Moh Lhean marks the triumphant return of Why? After almost five years since their last full length release Why? still occupy their own sonic space and defy easy categorization. Certainly their strongest album since Alopecia, the most exciting part of this release is that it finds front man Yoni Wolf with a refreshing new outlook on life. All of Why?’s previous albums were connected lyrically by cynicism and “TMI” but on Moh Lhean shock value and self depreciation is replaced by honest introspection and a wistful sense of wonder. This is also the bands first fully home recoded album since 2003 and the production is incredibly clean and lush. As a whole there is a feeling of rejuvenation running through these tracks.
The opening track “This Ole King” begins with an acoustic guitar and an atmosphere that swells into a crisp drumbeat and counter melody. Yoni enters with his distinct nasally voice and tongue twisting abstract lyrics. Instantly it is notable how much prettier his voice sounds than we have been accustomed to. The chorus hits with a tambourine and addition of female backing vocals in a way reminiscent of old songs like “Good Friday”. The interplay between the voices here is unique and very catchy and the lyrics are memorable. “This Ole King” is a great opener and sets the right tone for the whole album.
The next two tracks are both stellar and make for a great run of songs. The chorus in “Proactive Evolution” is similar to “This Ole King” both featuring the back and forth between male and female vocals and the song ends with trippy layering of bits of speech. “Easy” is certainly a contender for best song on the album, the piano sounds beautiful and the arrangement is dreamy and captivating with voices, woodwinds and synths swirling around seamlessly.

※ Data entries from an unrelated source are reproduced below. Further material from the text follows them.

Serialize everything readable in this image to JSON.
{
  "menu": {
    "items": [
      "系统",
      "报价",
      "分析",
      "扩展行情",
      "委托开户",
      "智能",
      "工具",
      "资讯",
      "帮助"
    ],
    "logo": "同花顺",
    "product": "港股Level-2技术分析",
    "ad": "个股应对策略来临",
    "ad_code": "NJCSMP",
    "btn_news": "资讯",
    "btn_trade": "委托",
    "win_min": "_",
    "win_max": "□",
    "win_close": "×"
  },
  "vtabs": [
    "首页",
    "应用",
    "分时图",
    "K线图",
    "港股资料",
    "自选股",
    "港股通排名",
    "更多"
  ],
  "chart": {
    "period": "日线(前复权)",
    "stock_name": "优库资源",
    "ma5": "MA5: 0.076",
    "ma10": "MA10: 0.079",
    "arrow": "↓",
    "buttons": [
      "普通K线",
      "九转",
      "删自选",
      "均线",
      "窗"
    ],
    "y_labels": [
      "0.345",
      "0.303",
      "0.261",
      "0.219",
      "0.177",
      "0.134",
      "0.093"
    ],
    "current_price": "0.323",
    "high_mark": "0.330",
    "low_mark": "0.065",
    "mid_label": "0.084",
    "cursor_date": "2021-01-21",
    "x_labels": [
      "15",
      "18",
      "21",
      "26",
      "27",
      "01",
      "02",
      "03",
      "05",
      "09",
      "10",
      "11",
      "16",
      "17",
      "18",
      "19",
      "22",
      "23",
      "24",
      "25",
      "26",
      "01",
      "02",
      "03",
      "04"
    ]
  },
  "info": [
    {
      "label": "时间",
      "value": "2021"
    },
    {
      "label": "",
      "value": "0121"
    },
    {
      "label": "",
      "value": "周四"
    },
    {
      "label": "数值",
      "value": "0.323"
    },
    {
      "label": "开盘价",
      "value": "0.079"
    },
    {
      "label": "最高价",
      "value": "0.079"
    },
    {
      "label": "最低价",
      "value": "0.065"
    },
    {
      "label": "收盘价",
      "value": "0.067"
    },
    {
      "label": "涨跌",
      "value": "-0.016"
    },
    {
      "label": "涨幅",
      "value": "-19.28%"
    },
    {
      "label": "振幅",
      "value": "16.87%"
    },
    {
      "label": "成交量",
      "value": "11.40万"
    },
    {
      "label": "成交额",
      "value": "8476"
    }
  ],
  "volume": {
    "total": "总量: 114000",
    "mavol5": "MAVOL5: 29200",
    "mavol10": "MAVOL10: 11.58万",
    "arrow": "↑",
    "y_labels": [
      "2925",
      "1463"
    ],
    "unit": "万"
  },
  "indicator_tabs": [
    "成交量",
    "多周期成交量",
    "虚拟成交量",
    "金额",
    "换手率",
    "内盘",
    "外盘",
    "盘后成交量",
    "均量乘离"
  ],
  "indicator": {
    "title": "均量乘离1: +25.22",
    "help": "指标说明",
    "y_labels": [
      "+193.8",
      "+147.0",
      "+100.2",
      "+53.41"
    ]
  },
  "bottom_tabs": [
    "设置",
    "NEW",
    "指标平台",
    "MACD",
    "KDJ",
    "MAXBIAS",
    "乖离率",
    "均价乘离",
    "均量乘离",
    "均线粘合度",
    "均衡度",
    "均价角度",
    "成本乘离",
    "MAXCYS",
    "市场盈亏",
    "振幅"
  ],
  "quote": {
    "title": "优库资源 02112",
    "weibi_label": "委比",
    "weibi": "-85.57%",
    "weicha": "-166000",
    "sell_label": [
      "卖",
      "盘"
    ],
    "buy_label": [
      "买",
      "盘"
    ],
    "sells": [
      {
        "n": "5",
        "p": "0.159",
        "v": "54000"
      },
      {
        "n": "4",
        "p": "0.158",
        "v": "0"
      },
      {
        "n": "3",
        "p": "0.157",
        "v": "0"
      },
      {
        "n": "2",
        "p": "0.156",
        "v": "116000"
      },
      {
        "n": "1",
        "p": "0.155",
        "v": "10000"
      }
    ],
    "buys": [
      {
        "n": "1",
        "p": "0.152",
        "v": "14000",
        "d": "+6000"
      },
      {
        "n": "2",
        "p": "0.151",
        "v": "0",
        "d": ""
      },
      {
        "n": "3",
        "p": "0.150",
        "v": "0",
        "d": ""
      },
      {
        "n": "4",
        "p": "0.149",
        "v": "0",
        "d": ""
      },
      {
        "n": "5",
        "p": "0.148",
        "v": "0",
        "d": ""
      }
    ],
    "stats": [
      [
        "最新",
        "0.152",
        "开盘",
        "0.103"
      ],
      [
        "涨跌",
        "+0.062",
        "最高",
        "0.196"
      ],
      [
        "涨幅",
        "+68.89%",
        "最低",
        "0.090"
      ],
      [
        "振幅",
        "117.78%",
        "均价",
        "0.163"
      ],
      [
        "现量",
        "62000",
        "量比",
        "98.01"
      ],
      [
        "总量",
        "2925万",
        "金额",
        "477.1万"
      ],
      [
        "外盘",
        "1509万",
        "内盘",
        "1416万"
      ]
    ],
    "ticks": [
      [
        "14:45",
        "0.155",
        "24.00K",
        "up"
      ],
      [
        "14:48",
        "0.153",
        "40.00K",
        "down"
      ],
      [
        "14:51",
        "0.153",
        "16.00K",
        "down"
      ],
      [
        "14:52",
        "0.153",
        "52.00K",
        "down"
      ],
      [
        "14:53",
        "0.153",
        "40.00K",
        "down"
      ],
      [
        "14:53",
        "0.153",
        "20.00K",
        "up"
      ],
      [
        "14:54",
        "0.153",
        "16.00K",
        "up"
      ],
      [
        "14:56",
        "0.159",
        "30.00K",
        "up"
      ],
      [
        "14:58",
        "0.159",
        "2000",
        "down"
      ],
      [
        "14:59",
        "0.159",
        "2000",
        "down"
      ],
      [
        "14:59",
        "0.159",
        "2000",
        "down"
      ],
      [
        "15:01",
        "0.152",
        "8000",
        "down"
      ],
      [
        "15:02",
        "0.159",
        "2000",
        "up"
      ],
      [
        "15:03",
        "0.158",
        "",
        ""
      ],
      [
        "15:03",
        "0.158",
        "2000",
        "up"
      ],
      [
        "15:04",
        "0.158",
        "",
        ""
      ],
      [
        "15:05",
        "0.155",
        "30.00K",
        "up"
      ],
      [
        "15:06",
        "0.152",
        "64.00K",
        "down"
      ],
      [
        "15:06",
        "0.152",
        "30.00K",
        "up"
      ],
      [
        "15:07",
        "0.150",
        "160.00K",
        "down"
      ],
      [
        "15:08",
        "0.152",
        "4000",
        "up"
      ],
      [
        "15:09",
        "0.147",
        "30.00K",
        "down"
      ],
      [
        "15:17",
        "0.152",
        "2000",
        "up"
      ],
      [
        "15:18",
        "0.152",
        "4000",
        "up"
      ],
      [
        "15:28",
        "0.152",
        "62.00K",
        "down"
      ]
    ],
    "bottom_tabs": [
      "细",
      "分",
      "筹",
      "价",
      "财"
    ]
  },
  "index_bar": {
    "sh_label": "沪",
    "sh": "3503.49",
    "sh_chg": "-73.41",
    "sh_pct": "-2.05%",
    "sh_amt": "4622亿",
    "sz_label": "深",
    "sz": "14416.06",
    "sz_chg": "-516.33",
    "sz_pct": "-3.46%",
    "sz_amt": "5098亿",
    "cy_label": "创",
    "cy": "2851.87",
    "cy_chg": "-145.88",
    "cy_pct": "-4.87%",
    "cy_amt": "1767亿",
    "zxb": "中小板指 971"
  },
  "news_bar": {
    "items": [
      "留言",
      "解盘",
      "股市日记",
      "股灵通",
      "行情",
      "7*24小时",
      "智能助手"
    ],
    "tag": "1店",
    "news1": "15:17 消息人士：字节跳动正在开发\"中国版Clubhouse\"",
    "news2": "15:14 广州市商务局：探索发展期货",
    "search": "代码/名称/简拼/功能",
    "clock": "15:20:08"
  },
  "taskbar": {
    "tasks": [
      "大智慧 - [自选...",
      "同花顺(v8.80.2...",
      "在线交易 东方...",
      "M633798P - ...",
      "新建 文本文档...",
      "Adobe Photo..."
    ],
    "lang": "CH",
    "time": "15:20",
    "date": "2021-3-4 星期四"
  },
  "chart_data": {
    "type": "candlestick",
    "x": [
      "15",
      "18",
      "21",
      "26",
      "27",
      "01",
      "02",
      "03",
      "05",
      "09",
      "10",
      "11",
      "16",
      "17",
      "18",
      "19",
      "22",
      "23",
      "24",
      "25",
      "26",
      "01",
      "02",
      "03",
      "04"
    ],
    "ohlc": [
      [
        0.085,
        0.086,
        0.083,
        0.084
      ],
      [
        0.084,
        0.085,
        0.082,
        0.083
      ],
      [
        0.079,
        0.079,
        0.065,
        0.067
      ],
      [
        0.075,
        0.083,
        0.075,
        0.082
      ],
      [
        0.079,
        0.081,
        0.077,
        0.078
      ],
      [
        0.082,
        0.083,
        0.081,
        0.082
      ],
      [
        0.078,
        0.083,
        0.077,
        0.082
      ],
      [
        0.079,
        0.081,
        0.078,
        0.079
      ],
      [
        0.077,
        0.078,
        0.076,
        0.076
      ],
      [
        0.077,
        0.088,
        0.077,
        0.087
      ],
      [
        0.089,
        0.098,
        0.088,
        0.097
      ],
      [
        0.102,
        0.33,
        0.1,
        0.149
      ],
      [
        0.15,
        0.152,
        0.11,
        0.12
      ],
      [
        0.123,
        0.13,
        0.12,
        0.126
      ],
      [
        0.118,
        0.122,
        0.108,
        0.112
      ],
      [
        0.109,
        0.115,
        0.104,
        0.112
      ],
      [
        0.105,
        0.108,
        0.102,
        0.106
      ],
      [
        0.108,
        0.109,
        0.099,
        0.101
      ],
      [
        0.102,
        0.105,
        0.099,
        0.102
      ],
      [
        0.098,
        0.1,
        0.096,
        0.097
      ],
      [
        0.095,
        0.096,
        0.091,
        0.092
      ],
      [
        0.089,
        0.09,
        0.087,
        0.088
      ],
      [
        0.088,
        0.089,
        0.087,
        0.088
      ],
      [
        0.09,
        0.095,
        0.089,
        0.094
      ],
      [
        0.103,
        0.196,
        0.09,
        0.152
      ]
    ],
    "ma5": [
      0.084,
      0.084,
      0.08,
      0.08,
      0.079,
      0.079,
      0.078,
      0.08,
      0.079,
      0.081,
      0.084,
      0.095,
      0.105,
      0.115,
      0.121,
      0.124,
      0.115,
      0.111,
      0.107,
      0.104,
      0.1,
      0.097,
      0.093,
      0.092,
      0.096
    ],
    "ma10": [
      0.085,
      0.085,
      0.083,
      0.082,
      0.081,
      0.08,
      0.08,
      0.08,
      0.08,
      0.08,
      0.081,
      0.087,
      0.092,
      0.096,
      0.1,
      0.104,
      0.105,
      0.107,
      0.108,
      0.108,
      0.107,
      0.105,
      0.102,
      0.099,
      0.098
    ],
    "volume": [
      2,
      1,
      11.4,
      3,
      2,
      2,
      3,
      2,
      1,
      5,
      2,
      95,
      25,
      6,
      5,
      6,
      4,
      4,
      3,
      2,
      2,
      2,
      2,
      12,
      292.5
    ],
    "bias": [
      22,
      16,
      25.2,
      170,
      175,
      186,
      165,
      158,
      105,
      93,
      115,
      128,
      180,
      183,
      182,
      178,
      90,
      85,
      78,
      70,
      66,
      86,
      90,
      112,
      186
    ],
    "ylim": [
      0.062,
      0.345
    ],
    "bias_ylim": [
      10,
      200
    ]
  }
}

The chorus is one of the catchiest on any Why? album.
After the impressive streak of the first three songs there is a quick interlude with pitch-shifted vocals that flows effortlessly into another excellent track. After here the album starts to lull. There is a short instrumental with squiggly crackly synth and four more good songs. Nothing is wrong with any of the songs but after loaded first half nothing stands out as a highlight. The arrangements and percussion are diverse and complicated throughout and the songs all flow together making for an engaging and enjoyable listen. Even if it is top heavy Moh Lhean is a great album that leaves you ready for their next release.
By: Brandon McKie